"We're looking at a $12 to $20 billion decrease in charitable givings to organizations in 2018 alone," says Reno CPA Mark Robertson, "and also the impact of the estate tax, you're looking at another $4 billion when that's fully implemented.":

That possibility is unwelcome news to the non-profits.

"There's nothing that we're more proud as a society than a giving society that we are," says Al Brislain, President and CEO of the Food Bank of Northern Nevada. "Why would you take away the incentive for people to give charitable donations. It just doesn't make sense to us."

Some are more optimistic.

"I think it's a reasonable prediction that there will be some impact to charitable giving," says Marie Baxter at Catholic Charities, "but we know most people realistically support charities because they have a personal interest or passion in what that cause is."

The impact, she says, may be less for a faith-based charity or a well established non-profit with a lengthy donor list.

"If you're a start-up non-profit or a smaller non-profit with a smaller donor base more reliant on people that were more like 'Wow, it's the end of the year I'm going to pick five charities and give money,' that's going to be more of a struggle."

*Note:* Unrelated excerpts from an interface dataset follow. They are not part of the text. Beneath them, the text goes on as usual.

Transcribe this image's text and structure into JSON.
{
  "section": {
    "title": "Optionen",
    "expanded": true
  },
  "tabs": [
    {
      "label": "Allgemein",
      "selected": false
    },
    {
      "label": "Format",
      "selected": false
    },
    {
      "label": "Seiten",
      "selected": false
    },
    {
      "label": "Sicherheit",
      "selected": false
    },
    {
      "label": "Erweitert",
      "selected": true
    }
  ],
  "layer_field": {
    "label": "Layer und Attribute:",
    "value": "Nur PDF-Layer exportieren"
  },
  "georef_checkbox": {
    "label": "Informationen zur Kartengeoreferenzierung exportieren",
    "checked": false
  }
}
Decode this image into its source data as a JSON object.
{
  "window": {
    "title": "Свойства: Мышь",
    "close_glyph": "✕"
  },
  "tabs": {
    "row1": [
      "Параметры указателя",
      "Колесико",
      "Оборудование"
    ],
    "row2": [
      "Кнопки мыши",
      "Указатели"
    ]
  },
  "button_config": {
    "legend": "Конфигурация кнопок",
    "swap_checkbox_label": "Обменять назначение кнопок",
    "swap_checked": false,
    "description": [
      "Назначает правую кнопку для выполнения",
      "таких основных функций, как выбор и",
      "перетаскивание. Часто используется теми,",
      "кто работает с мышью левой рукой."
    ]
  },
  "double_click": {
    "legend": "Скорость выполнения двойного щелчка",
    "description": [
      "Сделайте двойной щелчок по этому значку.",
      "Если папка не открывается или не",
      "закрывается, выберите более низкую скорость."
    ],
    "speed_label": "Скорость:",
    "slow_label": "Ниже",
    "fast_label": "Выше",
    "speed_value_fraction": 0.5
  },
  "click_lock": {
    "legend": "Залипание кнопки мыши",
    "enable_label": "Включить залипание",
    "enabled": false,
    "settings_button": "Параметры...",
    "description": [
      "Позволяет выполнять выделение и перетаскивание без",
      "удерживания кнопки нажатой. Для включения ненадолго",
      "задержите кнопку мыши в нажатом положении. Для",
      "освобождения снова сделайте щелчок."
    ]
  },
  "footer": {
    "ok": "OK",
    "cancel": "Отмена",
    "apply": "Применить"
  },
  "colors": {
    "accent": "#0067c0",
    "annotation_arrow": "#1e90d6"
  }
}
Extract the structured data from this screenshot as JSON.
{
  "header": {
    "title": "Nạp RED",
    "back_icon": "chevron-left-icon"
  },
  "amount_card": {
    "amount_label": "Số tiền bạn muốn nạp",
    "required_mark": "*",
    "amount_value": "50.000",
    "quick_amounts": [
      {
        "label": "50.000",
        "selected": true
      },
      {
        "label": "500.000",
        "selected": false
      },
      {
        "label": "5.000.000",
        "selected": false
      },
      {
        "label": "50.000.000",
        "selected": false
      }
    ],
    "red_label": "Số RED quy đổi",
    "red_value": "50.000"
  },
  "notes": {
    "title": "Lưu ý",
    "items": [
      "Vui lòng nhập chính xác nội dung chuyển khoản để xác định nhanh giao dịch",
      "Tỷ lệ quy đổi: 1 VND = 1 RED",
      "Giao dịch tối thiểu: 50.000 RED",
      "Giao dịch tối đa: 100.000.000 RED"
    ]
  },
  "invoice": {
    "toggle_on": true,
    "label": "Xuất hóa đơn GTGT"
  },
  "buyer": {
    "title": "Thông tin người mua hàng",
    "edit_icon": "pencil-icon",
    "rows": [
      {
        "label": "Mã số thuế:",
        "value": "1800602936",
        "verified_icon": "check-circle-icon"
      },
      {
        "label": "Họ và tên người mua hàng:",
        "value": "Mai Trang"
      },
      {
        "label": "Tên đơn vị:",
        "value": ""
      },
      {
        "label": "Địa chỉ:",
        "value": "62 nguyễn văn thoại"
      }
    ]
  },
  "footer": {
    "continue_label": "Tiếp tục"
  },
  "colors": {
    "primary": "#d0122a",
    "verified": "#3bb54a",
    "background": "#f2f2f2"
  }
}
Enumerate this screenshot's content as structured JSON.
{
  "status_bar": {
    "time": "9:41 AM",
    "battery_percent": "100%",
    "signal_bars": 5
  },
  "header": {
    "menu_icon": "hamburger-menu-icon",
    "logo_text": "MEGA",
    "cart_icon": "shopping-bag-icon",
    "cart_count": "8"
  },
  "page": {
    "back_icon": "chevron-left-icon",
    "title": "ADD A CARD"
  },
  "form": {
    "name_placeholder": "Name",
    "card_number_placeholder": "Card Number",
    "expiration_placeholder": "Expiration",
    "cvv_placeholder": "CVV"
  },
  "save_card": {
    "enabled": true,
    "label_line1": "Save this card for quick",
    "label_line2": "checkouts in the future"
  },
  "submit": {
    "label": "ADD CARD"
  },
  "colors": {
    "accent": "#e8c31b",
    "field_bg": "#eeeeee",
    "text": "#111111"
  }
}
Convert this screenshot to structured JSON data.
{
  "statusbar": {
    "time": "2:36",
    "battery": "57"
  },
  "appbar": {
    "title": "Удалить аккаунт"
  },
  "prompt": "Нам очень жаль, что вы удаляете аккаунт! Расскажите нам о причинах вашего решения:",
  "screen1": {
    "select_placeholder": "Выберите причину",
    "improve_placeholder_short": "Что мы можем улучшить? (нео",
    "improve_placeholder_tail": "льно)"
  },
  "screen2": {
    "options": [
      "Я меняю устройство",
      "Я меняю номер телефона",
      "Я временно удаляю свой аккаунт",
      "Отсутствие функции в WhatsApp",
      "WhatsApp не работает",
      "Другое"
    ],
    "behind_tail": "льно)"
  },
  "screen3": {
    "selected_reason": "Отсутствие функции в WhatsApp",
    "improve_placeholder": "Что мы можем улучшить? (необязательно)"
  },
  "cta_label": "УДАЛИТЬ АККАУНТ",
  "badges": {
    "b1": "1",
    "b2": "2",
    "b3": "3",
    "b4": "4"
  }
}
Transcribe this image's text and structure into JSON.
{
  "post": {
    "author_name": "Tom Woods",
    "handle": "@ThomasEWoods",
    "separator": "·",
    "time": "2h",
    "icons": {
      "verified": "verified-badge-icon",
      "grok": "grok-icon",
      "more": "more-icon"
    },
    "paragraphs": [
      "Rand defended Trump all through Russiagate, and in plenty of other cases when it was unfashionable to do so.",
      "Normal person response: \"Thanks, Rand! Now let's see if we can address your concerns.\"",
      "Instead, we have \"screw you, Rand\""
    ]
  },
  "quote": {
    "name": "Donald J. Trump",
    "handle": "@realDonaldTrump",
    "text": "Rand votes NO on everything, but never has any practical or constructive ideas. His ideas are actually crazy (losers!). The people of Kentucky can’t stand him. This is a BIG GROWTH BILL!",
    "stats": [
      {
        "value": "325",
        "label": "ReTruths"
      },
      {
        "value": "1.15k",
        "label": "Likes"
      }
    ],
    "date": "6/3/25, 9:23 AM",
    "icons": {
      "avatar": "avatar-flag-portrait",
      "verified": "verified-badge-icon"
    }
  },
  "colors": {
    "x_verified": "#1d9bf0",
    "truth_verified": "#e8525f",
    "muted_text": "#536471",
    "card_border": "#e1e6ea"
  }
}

But that's not to say the years ahead may be more challenging for these organizations. The federal government is also cutting programs that some of these organizations serve. That will shift more of the load to them just as finding the donations to meet those needs is getting all the more challenging.

"To pay for these cuts there's some talk about cutting some programs that really do help children and seniors, people with disabilities and again it doesn't make sense to put more holes in the safety net at a time when some people are really having a hard time," argues Brislain.

All agree non-profits will have to depend even more on pitches that appeal to the heart rather than the calculator.

"Charitable donations still need those dollars," says Robertson. "So while taxes certainly are an item to consider but it should not be the only thing you consider when giving money."